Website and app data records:
────────

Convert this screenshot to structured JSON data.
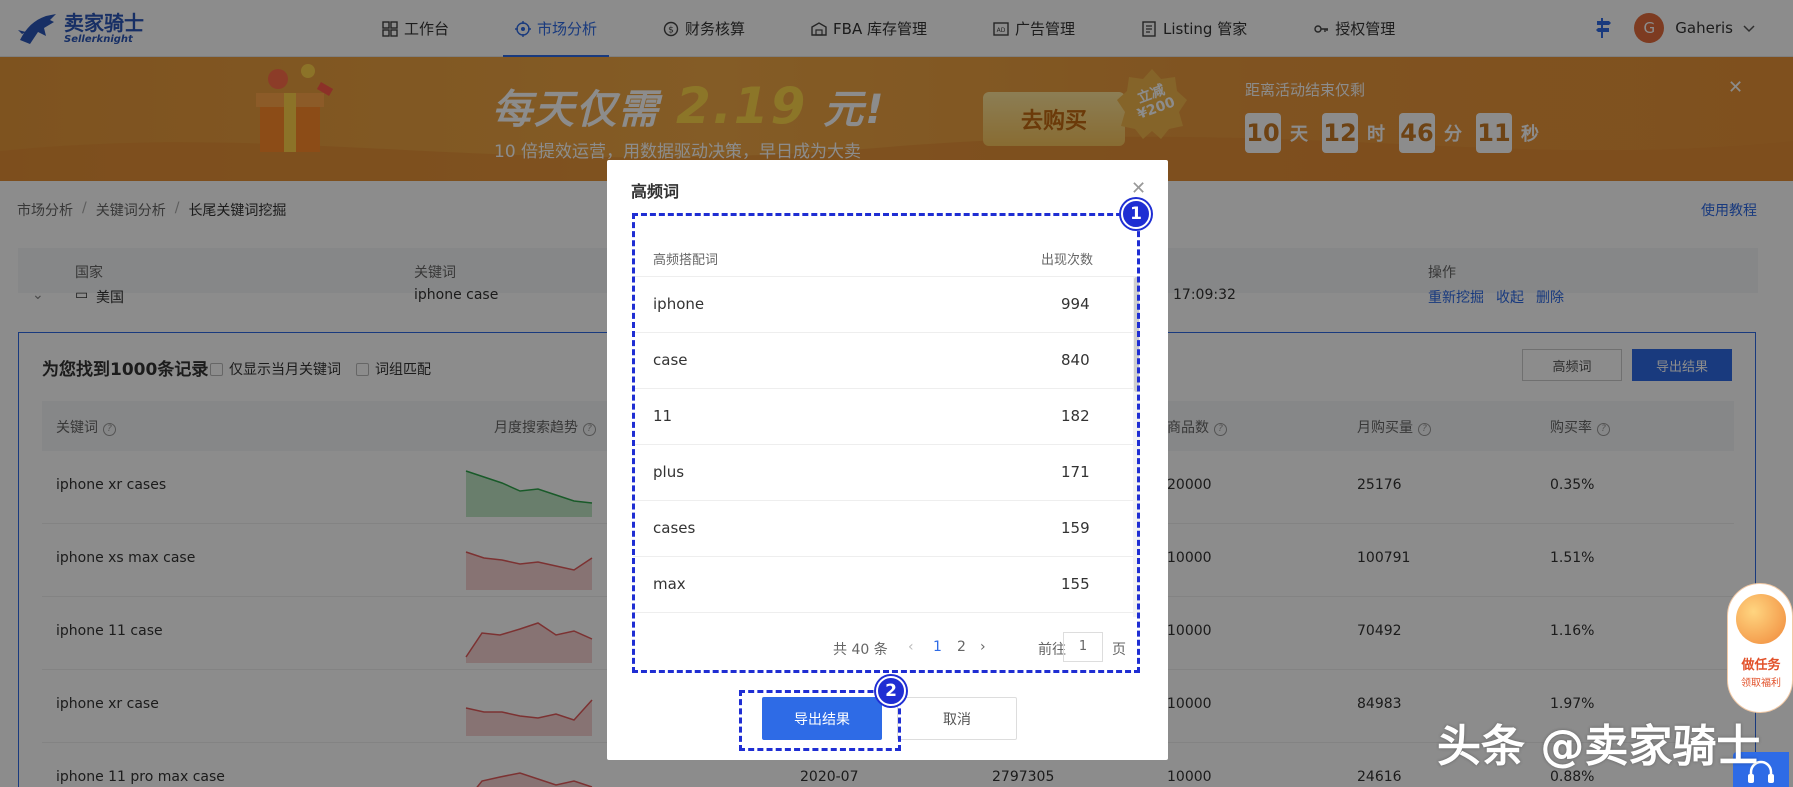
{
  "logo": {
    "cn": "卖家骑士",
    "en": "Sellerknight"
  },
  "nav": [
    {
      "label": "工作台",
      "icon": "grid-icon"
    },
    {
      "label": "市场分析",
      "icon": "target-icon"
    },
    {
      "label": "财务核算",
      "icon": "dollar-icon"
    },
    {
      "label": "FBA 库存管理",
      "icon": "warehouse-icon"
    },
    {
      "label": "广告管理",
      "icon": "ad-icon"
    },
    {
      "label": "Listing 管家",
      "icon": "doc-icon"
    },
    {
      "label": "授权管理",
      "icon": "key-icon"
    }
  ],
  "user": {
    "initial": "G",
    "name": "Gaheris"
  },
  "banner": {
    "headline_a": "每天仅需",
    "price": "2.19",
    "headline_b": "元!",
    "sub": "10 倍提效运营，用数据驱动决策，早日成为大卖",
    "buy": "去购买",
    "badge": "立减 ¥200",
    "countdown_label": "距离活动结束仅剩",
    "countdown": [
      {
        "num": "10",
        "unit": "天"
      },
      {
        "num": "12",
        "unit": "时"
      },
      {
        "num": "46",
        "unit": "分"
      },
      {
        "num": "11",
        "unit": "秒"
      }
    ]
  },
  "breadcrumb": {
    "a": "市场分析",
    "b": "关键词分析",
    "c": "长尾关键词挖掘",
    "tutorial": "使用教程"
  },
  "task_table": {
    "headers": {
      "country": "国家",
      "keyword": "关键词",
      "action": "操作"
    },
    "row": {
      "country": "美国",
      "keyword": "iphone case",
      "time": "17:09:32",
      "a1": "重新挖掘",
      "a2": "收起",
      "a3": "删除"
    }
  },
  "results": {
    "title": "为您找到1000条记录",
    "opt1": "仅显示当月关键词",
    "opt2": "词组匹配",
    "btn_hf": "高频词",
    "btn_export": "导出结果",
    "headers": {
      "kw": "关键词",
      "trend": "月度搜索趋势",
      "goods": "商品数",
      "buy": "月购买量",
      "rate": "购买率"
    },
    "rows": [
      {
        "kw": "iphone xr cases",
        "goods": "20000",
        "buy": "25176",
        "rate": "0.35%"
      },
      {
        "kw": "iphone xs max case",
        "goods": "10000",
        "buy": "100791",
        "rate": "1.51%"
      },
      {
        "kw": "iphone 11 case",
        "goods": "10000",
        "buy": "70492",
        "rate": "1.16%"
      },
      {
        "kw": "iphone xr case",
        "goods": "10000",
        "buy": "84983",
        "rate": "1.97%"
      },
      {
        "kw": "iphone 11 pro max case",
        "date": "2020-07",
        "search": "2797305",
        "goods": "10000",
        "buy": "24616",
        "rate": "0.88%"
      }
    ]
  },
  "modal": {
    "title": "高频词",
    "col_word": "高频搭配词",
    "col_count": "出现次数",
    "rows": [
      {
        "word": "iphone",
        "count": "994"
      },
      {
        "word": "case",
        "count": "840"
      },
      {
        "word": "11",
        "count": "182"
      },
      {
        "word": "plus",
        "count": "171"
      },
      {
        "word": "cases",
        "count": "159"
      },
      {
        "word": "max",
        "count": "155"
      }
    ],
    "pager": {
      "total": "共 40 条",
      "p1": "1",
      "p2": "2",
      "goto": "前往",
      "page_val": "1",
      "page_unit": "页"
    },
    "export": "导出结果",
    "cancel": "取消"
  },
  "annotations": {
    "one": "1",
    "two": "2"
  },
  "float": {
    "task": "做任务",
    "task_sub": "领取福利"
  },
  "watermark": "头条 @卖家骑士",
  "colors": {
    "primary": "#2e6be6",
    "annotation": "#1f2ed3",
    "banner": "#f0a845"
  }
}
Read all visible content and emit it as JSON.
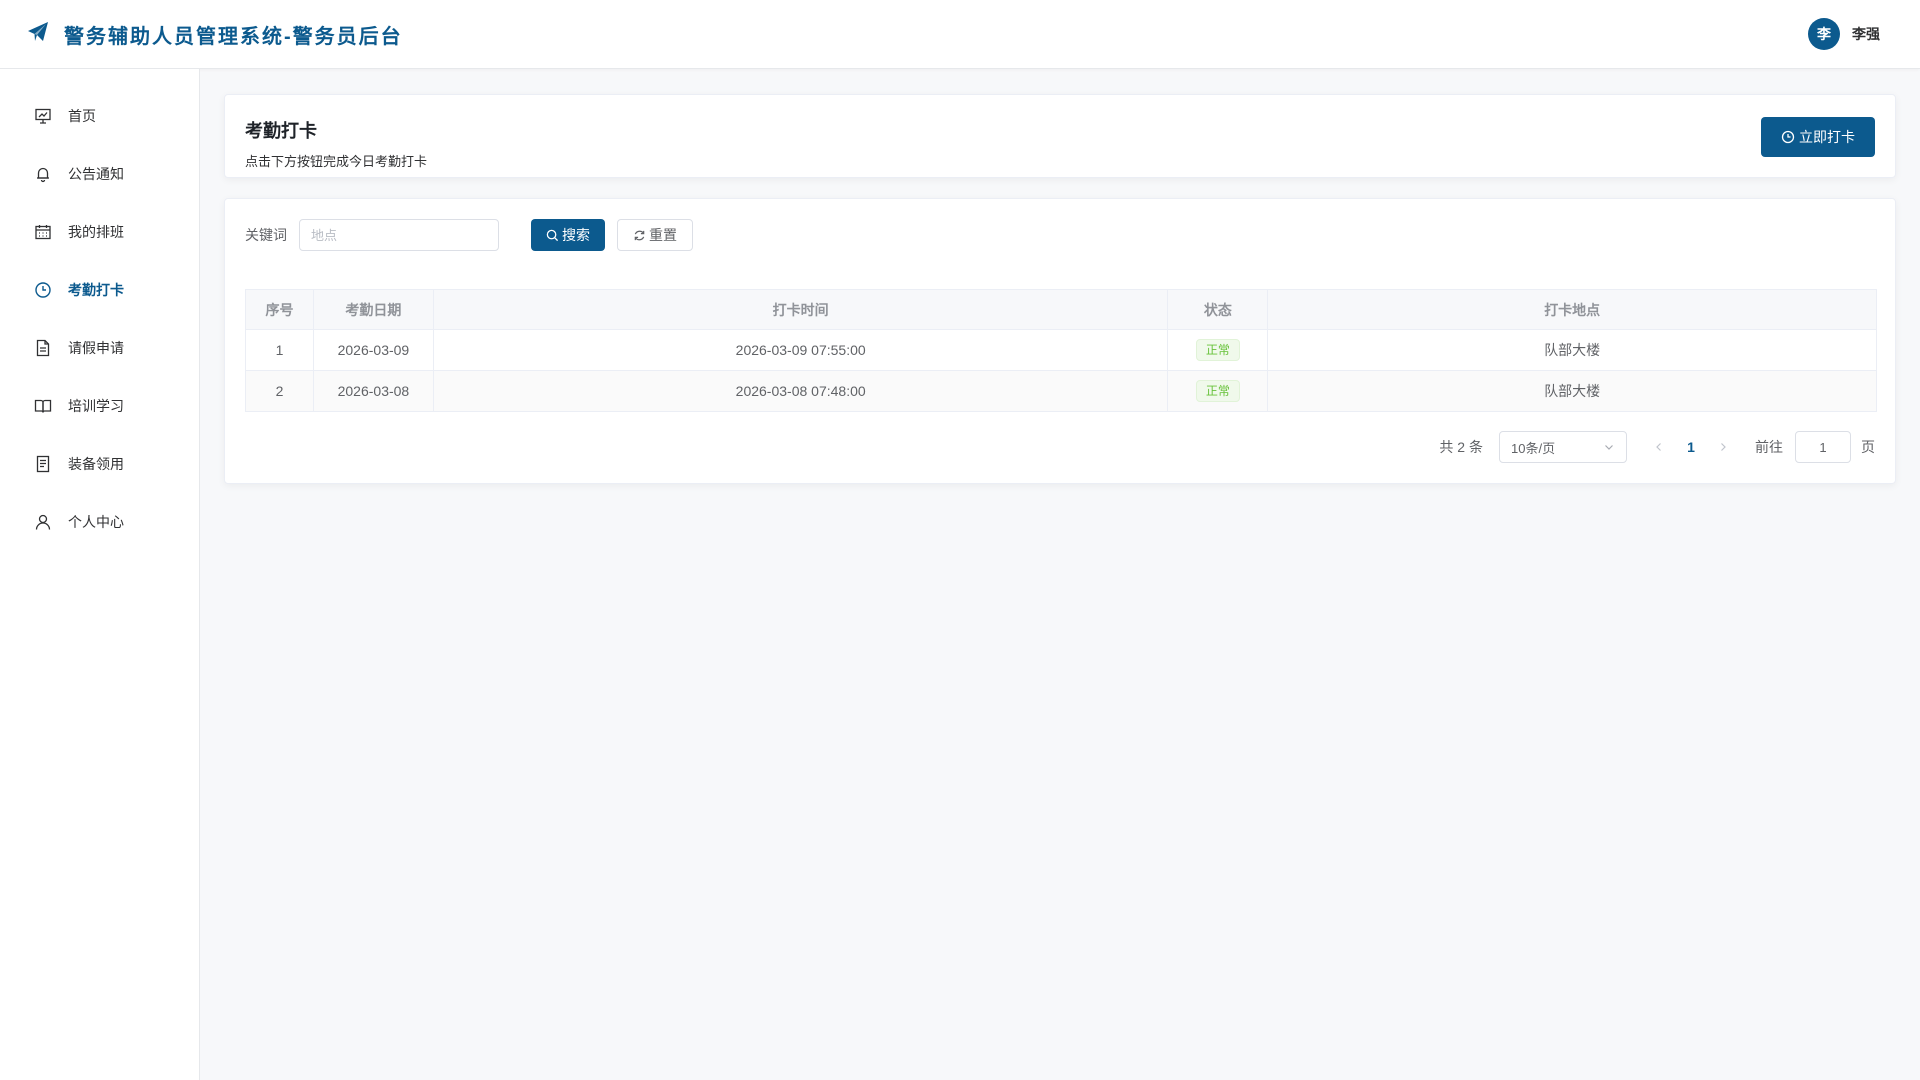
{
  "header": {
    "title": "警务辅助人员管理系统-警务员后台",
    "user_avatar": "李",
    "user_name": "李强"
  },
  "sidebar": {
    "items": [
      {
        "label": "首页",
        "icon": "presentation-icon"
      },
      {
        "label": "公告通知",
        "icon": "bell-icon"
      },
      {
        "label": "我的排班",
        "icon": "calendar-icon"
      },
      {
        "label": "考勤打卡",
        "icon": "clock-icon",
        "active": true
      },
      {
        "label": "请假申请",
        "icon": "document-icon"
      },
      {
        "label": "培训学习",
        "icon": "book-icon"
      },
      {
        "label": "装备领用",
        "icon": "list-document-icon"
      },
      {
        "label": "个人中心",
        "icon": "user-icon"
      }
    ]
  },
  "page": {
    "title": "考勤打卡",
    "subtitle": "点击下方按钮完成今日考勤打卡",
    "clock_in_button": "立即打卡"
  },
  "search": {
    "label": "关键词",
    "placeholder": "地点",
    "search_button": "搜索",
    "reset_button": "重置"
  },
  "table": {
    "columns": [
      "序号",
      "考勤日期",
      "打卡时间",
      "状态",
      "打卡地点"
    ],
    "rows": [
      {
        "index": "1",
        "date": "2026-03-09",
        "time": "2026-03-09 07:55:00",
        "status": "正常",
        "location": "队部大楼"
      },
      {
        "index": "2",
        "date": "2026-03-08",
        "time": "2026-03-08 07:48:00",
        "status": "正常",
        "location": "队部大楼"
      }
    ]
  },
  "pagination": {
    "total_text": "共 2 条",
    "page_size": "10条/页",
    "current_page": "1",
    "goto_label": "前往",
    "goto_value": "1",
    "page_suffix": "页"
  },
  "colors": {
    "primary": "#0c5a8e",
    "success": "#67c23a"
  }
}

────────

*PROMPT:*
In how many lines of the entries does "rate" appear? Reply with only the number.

*RESULT:*
6